Goal of the exercise – Select from the records below every line that has the word "ordet" in it.
Extracted material section start
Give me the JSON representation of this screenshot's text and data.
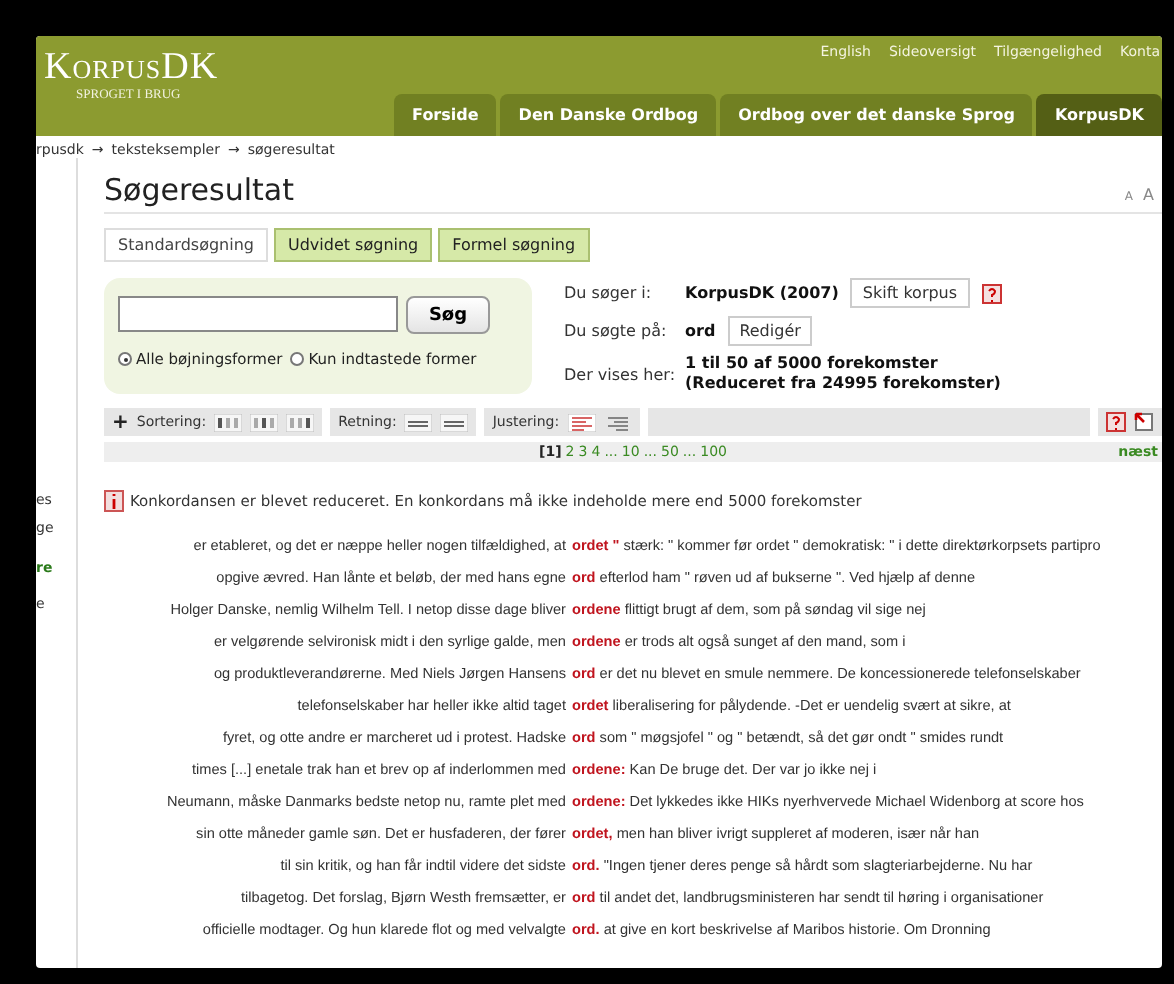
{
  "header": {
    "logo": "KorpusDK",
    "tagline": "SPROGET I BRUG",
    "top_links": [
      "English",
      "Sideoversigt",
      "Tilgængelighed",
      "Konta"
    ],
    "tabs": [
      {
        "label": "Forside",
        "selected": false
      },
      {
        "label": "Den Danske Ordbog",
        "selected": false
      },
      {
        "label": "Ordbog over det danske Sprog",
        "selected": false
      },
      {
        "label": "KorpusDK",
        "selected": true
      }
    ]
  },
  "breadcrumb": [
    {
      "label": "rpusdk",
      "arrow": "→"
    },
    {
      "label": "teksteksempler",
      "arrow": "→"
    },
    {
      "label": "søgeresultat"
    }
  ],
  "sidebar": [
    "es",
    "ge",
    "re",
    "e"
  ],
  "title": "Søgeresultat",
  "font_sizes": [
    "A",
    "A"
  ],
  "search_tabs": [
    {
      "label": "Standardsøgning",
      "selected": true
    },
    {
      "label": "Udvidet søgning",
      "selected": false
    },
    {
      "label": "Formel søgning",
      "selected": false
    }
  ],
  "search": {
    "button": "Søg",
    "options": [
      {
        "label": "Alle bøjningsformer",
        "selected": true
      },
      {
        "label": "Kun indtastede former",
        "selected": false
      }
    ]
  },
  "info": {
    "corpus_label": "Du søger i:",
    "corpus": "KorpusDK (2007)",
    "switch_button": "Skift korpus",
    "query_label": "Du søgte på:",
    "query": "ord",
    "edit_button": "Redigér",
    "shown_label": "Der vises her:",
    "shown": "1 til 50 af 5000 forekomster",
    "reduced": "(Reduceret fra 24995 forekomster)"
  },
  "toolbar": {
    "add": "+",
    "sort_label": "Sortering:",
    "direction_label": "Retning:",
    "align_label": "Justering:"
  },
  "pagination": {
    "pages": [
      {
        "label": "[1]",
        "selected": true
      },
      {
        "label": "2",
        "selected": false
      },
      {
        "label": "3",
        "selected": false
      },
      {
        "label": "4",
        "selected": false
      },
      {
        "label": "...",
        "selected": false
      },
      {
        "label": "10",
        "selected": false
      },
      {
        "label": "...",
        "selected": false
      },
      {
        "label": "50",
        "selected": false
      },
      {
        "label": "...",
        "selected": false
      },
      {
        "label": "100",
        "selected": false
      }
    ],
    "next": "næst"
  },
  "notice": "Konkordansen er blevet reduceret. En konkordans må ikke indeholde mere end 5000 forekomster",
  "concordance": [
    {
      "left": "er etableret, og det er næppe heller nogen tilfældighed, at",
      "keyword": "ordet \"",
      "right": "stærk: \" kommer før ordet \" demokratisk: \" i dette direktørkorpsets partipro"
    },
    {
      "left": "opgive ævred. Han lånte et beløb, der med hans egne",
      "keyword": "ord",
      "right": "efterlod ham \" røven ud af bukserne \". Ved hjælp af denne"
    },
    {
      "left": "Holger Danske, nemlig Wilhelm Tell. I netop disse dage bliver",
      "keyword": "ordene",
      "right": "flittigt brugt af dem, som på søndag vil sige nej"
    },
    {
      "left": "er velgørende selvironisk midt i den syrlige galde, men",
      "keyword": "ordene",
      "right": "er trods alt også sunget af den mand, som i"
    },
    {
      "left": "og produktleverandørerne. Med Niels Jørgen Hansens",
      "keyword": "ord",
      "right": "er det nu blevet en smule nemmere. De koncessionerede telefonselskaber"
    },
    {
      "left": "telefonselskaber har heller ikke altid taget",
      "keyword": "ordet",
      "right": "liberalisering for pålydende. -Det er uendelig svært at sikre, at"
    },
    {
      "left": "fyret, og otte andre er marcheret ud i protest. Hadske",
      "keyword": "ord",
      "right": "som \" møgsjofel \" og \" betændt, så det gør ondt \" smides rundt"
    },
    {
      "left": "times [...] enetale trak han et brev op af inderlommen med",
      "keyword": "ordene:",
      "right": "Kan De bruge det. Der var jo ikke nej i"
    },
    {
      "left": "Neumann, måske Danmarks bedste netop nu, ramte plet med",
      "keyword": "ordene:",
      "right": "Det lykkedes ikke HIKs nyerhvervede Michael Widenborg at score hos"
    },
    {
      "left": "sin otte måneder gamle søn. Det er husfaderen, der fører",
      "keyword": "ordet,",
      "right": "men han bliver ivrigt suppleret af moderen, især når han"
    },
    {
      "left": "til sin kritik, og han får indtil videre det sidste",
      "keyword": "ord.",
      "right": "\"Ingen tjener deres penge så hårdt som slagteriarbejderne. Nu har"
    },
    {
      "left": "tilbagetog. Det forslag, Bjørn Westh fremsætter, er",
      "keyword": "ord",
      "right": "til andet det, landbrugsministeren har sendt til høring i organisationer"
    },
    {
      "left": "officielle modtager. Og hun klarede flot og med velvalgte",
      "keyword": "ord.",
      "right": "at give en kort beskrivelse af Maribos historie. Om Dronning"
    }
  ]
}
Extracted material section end
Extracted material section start
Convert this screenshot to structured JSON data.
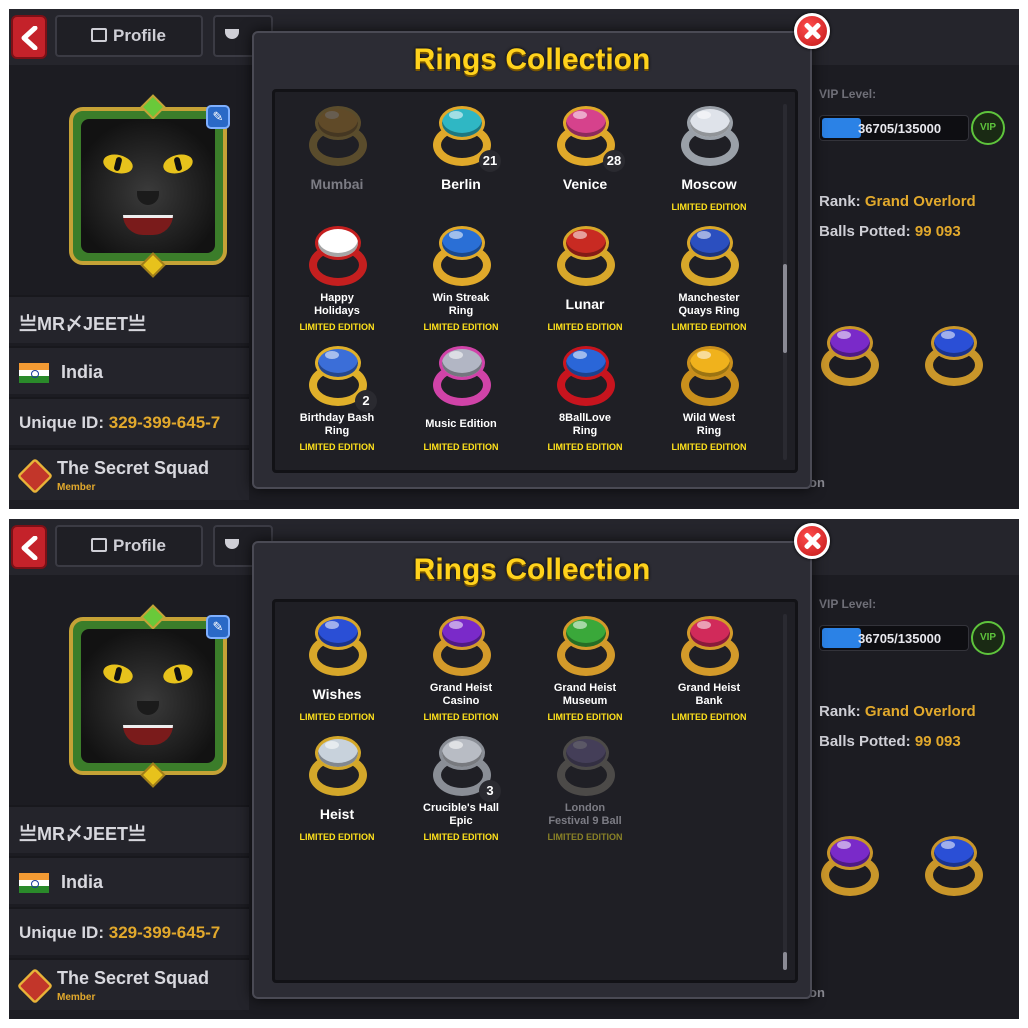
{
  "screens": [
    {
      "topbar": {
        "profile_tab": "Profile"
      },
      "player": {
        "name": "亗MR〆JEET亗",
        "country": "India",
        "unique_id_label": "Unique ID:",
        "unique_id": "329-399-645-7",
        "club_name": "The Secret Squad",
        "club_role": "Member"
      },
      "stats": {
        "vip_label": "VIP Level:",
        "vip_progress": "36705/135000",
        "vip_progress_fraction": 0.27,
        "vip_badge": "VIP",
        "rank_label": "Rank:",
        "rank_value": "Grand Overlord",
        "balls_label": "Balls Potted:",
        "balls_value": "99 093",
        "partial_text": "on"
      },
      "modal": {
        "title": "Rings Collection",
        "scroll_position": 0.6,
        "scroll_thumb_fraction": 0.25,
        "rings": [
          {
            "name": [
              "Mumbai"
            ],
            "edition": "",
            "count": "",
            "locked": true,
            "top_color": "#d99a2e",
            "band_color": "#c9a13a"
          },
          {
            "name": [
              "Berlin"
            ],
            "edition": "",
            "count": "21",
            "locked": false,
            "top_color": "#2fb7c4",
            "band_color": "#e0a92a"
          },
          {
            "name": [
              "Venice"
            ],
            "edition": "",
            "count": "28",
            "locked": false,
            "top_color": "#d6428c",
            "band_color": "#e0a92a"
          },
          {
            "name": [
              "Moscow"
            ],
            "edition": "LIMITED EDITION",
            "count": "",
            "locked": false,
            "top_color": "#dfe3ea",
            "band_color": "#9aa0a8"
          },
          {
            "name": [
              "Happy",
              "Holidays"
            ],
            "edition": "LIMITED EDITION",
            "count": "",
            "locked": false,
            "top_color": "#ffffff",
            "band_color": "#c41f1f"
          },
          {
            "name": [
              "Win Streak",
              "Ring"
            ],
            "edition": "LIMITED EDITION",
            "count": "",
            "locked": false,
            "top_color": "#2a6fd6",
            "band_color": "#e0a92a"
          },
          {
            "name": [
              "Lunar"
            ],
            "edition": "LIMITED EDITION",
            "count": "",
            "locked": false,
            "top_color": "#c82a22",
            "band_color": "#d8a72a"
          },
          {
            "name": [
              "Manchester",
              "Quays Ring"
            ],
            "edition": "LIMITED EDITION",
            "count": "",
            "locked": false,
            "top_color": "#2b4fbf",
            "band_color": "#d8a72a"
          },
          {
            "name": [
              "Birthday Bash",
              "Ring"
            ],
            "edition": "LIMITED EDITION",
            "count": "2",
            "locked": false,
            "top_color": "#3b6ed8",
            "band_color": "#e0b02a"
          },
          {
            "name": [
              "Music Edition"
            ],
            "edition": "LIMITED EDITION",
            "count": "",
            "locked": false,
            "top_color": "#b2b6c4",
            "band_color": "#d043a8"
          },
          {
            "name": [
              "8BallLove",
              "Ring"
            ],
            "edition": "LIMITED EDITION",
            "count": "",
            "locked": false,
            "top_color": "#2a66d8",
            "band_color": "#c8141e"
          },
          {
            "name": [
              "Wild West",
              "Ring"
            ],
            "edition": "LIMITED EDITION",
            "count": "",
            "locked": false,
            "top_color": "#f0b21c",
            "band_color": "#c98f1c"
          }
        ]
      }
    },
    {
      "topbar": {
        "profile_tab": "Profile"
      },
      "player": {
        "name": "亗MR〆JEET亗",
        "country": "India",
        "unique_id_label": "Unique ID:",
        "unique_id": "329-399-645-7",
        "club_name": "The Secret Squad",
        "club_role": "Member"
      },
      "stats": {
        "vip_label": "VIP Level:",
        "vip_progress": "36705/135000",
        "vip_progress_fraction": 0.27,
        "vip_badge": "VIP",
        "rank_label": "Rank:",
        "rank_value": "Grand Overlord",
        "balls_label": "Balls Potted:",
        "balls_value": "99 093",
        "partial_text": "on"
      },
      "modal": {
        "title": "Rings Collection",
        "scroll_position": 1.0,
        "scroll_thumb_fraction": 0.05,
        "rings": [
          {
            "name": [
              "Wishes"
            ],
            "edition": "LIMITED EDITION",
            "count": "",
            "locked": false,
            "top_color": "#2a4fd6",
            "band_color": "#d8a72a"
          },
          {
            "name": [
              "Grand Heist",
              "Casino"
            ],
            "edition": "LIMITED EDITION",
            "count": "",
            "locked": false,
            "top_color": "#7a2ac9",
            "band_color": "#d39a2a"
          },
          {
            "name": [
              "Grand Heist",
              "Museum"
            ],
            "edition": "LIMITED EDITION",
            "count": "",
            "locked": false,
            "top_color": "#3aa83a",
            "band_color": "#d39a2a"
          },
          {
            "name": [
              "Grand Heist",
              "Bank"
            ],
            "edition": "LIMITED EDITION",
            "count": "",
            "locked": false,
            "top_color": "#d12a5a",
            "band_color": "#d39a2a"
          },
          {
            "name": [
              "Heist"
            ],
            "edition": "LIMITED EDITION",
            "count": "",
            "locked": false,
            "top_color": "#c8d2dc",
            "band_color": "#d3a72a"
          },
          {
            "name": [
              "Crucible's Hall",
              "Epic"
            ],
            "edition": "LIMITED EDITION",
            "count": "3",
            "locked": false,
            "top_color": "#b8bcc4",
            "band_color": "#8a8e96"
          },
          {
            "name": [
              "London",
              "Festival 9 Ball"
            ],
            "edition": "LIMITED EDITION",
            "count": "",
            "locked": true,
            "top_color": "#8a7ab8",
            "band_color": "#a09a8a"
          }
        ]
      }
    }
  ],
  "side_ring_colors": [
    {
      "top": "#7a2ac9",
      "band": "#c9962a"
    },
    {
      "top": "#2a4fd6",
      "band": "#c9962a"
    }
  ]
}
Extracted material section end
Answer for this exercise –
      "keyword": "ordet \"",
      "right": "stærk: \" kommer før ordet \" demokratisk: \" i dette direktørkorpsets partipro"
      "keyword": "ordet",
      "keyword": "ordet,",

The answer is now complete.